▶ _Task directions_
All of the lines below should be copied word for word.

▶ _Extracted records_
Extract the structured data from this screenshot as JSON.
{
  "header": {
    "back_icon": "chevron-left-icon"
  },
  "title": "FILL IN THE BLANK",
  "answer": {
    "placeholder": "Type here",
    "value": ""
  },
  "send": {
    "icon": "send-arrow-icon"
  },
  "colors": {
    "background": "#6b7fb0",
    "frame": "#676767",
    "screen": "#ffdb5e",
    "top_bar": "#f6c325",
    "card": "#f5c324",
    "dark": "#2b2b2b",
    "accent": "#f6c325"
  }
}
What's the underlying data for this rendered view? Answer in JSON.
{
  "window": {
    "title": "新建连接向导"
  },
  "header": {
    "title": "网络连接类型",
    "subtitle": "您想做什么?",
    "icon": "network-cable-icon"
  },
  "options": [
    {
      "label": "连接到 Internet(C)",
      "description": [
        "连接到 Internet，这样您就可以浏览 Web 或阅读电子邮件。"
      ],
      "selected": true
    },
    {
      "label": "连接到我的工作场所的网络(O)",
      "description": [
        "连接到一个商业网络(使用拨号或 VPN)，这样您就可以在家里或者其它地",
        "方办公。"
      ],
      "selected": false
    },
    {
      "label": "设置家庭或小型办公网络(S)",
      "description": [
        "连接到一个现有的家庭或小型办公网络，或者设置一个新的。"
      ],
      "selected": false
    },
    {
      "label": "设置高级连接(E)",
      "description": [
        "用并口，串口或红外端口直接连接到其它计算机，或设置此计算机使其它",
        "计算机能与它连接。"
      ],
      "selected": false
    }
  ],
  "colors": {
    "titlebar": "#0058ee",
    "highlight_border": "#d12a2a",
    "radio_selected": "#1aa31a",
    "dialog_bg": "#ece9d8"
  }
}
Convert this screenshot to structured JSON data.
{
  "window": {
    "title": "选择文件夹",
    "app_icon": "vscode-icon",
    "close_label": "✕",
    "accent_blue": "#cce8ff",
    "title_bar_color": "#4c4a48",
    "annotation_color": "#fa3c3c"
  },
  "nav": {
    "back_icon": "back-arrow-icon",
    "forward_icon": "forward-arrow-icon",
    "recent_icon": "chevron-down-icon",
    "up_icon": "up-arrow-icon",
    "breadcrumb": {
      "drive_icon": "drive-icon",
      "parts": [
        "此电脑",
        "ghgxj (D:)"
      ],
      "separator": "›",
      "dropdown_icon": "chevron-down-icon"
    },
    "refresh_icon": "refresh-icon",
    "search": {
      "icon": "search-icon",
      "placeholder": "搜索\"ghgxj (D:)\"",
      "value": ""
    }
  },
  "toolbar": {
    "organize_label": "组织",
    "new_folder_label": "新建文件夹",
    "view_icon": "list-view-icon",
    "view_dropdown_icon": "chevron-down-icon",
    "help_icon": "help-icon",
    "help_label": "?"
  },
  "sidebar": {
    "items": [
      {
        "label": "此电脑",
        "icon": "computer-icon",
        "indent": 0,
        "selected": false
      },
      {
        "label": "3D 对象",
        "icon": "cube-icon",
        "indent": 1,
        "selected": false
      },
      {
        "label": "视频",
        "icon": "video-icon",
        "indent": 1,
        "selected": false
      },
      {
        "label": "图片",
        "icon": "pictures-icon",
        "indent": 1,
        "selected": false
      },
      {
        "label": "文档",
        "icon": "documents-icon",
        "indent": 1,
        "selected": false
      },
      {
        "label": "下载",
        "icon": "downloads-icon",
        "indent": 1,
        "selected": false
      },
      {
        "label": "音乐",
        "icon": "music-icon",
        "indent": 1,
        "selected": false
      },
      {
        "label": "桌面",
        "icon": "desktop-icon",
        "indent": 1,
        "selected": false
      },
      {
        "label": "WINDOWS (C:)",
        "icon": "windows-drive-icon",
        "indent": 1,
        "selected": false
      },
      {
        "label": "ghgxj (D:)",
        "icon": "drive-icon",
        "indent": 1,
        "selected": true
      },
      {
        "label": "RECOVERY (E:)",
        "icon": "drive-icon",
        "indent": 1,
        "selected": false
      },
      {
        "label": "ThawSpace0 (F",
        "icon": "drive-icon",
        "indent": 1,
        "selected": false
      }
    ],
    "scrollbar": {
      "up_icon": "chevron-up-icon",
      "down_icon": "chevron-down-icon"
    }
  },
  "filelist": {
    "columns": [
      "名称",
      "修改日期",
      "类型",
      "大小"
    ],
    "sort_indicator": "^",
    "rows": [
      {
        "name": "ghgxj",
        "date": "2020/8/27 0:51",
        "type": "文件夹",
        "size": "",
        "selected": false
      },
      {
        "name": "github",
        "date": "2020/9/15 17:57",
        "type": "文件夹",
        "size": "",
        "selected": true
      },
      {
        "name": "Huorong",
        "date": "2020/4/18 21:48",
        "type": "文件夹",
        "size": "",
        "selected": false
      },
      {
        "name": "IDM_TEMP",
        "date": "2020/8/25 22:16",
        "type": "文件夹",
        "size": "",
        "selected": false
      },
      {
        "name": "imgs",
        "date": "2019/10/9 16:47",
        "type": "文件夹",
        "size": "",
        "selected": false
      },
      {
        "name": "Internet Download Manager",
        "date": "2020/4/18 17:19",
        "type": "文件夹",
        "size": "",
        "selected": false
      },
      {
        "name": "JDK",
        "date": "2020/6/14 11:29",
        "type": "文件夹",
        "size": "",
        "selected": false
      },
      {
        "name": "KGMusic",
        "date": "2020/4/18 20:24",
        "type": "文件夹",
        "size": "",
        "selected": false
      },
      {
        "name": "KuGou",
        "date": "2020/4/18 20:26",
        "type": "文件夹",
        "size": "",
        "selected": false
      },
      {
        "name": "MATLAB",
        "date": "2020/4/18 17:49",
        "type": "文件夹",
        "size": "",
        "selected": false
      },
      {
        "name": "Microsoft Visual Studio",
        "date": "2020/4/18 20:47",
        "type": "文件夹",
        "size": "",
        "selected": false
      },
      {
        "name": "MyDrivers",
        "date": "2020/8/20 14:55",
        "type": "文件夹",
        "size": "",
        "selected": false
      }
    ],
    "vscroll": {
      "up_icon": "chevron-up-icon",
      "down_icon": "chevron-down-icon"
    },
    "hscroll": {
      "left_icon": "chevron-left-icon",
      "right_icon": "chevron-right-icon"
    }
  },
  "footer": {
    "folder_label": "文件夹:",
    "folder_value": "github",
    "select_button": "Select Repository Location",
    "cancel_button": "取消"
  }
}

▶ _Solution for this exercise_
Extract the structured data from this screenshot as JSON.
{
  "header": {
    "back_icon": "chevron-left-icon"
  },
  "title": "FILL IN THE BLANK",
  "answer": {
    "placeholder": "Type here",
    "value": ""
  },
  "send": {
    "icon": "send-arrow-icon"
  },
  "colors": {
    "background": "#6b7fb0",
    "frame": "#676767",
    "screen": "#ffdb5e",
    "top_bar": "#f6c325",
    "card": "#f5c324",
    "dark": "#2b2b2b",
    "accent": "#f6c325"
  }
}
What's the underlying data for this rendered view? Answer in JSON.
{
  "window": {
    "title": "新建连接向导"
  },
  "header": {
    "title": "网络连接类型",
    "subtitle": "您想做什么?",
    "icon": "network-cable-icon"
  },
  "options": [
    {
      "label": "连接到 Internet(C)",
      "description": [
        "连接到 Internet，这样您就可以浏览 Web 或阅读电子邮件。"
      ],
      "selected": true
    },
    {
      "label": "连接到我的工作场所的网络(O)",
      "description": [
        "连接到一个商业网络(使用拨号或 VPN)，这样您就可以在家里或者其它地",
        "方办公。"
      ],
      "selected": false
    },
    {
      "label": "设置家庭或小型办公网络(S)",
      "description": [
        "连接到一个现有的家庭或小型办公网络，或者设置一个新的。"
      ],
      "selected": false
    },
    {
      "label": "设置高级连接(E)",
      "description": [
        "用并口，串口或红外端口直接连接到其它计算机，或设置此计算机使其它",
        "计算机能与它连接。"
      ],
      "selected": false
    }
  ],
  "colors": {
    "titlebar": "#0058ee",
    "highlight_border": "#d12a2a",
    "radio_selected": "#1aa31a",
    "dialog_bg": "#ece9d8"
  }
}
Convert this screenshot to structured JSON data.
{
  "window": {
    "title": "选择文件夹",
    "app_icon": "vscode-icon",
    "close_label": "✕",
    "accent_blue": "#cce8ff",
    "title_bar_color": "#4c4a48",
    "annotation_color": "#fa3c3c"
  },
  "nav": {
    "back_icon": "back-arrow-icon",
    "forward_icon": "forward-arrow-icon",
    "recent_icon": "chevron-down-icon",
    "up_icon": "up-arrow-icon",
    "breadcrumb": {
      "drive_icon": "drive-icon",
      "parts": [
        "此电脑",
        "ghgxj (D:)"
      ],
      "separator": "›",
      "dropdown_icon": "chevron-down-icon"
    },
    "refresh_icon": "refresh-icon",
    "search": {
      "icon": "search-icon",
      "placeholder": "搜索\"ghgxj (D:)\"",
      "value": ""
    }
  },
  "toolbar": {
    "organize_label": "组织",
    "new_folder_label": "新建文件夹",
    "view_icon": "list-view-icon",
    "view_dropdown_icon": "chevron-down-icon",
    "help_icon": "help-icon",
    "help_label": "?"
  },
  "sidebar": {
    "items": [
      {
        "label": "此电脑",
        "icon": "computer-icon",
        "indent": 0,
        "selected": false
      },
      {
        "label": "3D 对象",
        "icon": "cube-icon",
        "indent": 1,
        "selected": false
      },
      {
        "label": "视频",
        "icon": "video-icon",
        "indent": 1,
        "selected": false
      },
      {
        "label": "图片",
        "icon": "pictures-icon",
        "indent": 1,
        "selected": false
      },
      {
        "label": "文档",
        "icon": "documents-icon",
        "indent": 1,
        "selected": false
      },
      {
        "label": "下载",
        "icon": "downloads-icon",
        "indent": 1,
        "selected": false
      },
      {
        "label": "音乐",
        "icon": "music-icon",
        "indent": 1,
        "selected": false
      },
      {
        "label": "桌面",
        "icon": "desktop-icon",
        "indent": 1,
        "selected": false
      },
      {
        "label": "WINDOWS (C:)",
        "icon": "windows-drive-icon",
        "indent": 1,
        "selected": false
      },
      {
        "label": "ghgxj (D:)",
        "icon": "drive-icon",
        "indent": 1,
        "selected": true
      },
      {
        "label": "RECOVERY (E:)",
        "icon": "drive-icon",
        "indent": 1,
        "selected": false
      },
      {
        "label": "ThawSpace0 (F",
        "icon": "drive-icon",
        "indent": 1,
        "selected": false
      }
    ],
    "scrollbar": {
      "up_icon": "chevron-up-icon",
      "down_icon": "chevron-down-icon"
    }
  },
  "filelist": {
    "columns": [
      "名称",
      "修改日期",
      "类型",
      "大小"
    ],
    "sort_indicator": "^",
    "rows": [
      {
        "name": "ghgxj",
        "date": "2020/8/27 0:51",
        "type": "文件夹",
        "size": "",
        "selected": false
      },
      {
        "name": "github",
        "date": "2020/9/15 17:57",
        "type": "文件夹",
        "size": "",
        "selected": true
      },
      {
        "name": "Huorong",
        "date": "2020/4/18 21:48",
        "type": "文件夹",
        "size": "",
        "selected": false
      },
      {
        "name": "IDM_TEMP",
        "date": "2020/8/25 22:16",
        "type": "文件夹",
        "size": "",
        "selected": false
      },
      {
        "name": "imgs",
        "date": "2019/10/9 16:47",
        "type": "文件夹",
        "size": "",
        "selected": false
      },
      {
        "name": "Internet Download Manager",
        "date": "2020/4/18 17:19",
        "type": "文件夹",
        "size": "",
        "selected": false
      },
      {
        "name": "JDK",
        "date": "2020/6/14 11:29",
        "type": "文件夹",
        "size": "",
        "selected": false
      },
      {
        "name": "KGMusic",
        "date": "2020/4/18 20:24",
        "type": "文件夹",
        "size": "",
        "selected": false
      },
      {
        "name": "KuGou",
        "date": "2020/4/18 20:26",
        "type": "文件夹",
        "size": "",
        "selected": false
      },
      {
        "name": "MATLAB",
        "date": "2020/4/18 17:49",
        "type": "文件夹",
        "size": "",
        "selected": false
      },
      {
        "name": "Microsoft Visual Studio",
        "date": "2020/4/18 20:47",
        "type": "文件夹",
        "size": "",
        "selected": false
      },
      {
        "name": "MyDrivers",
        "date": "2020/8/20 14:55",
        "type": "文件夹",
        "size": "",
        "selected": false
      }
    ],
    "vscroll": {
      "up_icon": "chevron-up-icon",
      "down_icon": "chevron-down-icon"
    },
    "hscroll": {
      "left_icon": "chevron-left-icon",
      "right_icon": "chevron-right-icon"
    }
  },
  "footer": {
    "folder_label": "文件夹:",
    "folder_value": "github",
    "select_button": "Select Repository Location",
    "cancel_button": "取消"
  }
}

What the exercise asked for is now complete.